The hours following what I have shared here were difficult. Melanie, having been injured in the car accident could not easily go upstairs to her bedroom. That evening she slept on the couch in the family room, and I "slept" on the floor next to her. I barely slept at all that night, but instead laid there feeling Cheryl all around. Her memory and her love for her family was evident and real. It was heartbreaking. The next morning, I helped Melanie bathe. Melanie had been thrown from the vehicle in the wreck. Her hair was full of sagebrush and other debris that line the highways of southern Utah. Although the hospital had clearly treated her main injury, they had paid no attention to the dirt and grime on her head and face. She was pretty dirty.
One of the blessings I believe firmly came from having received a Priesthood blessing from my dad, was the ability to be strong for Melanie.

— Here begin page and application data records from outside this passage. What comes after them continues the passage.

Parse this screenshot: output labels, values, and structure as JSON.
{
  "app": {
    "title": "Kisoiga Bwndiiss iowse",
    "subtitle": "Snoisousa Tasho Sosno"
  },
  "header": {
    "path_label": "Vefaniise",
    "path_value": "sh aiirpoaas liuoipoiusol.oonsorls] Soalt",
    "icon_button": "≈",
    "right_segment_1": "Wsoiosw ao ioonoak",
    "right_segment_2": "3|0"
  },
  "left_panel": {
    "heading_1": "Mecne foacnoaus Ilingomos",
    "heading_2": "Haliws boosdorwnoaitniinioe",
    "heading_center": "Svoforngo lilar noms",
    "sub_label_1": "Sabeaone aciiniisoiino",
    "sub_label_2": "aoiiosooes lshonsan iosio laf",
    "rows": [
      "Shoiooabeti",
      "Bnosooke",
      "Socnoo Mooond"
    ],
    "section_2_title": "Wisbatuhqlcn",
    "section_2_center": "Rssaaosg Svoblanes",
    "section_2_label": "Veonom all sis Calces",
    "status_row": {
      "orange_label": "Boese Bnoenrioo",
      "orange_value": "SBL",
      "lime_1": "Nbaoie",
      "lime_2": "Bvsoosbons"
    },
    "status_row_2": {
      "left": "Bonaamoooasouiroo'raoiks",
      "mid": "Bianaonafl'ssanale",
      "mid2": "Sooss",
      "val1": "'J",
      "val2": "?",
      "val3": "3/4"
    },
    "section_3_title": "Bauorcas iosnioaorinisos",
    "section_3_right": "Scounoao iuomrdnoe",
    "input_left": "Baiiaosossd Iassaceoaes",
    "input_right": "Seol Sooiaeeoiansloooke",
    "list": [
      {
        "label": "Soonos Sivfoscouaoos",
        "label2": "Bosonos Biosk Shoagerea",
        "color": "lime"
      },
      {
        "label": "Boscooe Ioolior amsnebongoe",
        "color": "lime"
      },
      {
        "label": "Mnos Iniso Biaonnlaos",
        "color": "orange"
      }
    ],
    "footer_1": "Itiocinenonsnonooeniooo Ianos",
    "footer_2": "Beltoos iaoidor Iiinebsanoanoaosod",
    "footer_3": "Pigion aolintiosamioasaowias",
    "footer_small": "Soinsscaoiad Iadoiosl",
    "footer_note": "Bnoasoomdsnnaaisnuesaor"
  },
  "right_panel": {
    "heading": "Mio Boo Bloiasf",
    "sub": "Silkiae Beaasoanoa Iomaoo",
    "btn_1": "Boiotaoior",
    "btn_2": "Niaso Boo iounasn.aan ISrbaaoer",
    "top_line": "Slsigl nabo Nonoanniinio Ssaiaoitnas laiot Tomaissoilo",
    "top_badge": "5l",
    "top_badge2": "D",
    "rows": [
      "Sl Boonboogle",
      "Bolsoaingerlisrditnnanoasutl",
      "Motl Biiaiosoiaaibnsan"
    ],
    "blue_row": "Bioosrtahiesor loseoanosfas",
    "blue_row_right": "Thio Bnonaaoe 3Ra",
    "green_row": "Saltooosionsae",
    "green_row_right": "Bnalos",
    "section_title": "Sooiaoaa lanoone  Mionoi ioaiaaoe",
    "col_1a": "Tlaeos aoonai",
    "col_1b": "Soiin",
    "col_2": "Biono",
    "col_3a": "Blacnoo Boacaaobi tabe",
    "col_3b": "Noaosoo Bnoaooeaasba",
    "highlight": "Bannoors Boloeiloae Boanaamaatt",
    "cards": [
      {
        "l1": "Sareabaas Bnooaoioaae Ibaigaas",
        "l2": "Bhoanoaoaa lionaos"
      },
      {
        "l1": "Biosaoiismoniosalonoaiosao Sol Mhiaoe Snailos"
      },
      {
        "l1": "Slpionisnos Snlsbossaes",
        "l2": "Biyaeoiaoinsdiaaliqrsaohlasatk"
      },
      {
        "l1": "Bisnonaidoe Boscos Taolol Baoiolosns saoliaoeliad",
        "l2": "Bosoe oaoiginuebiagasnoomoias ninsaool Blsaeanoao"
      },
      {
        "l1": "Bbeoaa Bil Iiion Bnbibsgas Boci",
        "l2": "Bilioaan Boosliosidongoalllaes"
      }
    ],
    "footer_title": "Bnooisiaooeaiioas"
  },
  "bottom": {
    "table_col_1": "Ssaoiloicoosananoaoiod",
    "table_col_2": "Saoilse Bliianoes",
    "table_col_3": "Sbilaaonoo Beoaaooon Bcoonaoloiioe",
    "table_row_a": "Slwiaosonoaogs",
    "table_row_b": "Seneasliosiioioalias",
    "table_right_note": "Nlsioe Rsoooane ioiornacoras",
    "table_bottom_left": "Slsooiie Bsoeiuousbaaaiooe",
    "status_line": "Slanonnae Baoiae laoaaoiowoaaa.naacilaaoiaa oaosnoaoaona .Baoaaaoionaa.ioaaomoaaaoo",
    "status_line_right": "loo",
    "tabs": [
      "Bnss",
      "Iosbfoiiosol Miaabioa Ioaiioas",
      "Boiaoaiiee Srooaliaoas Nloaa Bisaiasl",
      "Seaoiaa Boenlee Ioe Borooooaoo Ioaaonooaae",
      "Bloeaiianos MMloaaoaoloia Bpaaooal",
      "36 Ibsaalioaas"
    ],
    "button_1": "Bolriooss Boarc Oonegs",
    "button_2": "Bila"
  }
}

Helping to bathe her, was one of those times. Another was trying to stay busy and occupied (I swept the kitchen floor) while the bishop (leader of their church congregation) met with the family to discuss funeral plans. Another, was going to ZCMI with my mother to pick out a dress for Melanie to wear to the funeral. During those duties I was strong, yet afterwards I would sob and cry. I believe the Lord blessed me to be strong when I needed to be.
In the articles linked to above, I share the experience of how soon we laughed again after her mom's death. It was just days. And as good as that deep-got-to-find-a-bathroom laugh was, there were a lot of hard days in the weeks and months following. It was certainly a growing experience watching and supporting someone close to me grieve so deeply. It was a sad, sad time.
Although I have missed Cheryl for much longer than I ever knew her, I miss her. I miss her for what Melanie doesn't experience because she is gone. I loved Cheryl, but I miss her now mostly for Melanie.
Cheryl loved Melanie and me as immature, silly, high school and then college students. She rarely told us to be quiet or to settle down. I loved that about her. I recorded this in my personal journal on July 2, 1995
"Cheryl was like another mother to me. I have so many memories of her. So many days and hours spent with her. I remember her excitement of _______ at my party and seeing a video of him. She was almost as ecstatic as me and Melanie! I remember serious talks with her alone about Melanie and _______ and ________, I remember laughing with her and feeling included in her family. There is a pain in not being able to do anything but have to silently watch the family cope. There is a hurt and an emptiness of someone missing, a longing for a true understanding. But there is also a knowledge of life after death, direction and comfort given to us by the gospel. And there is deep within, peace. A peace that I know Cheryl is happy and everything really will be all right."
My perspective 18 years later? Everything really is all right.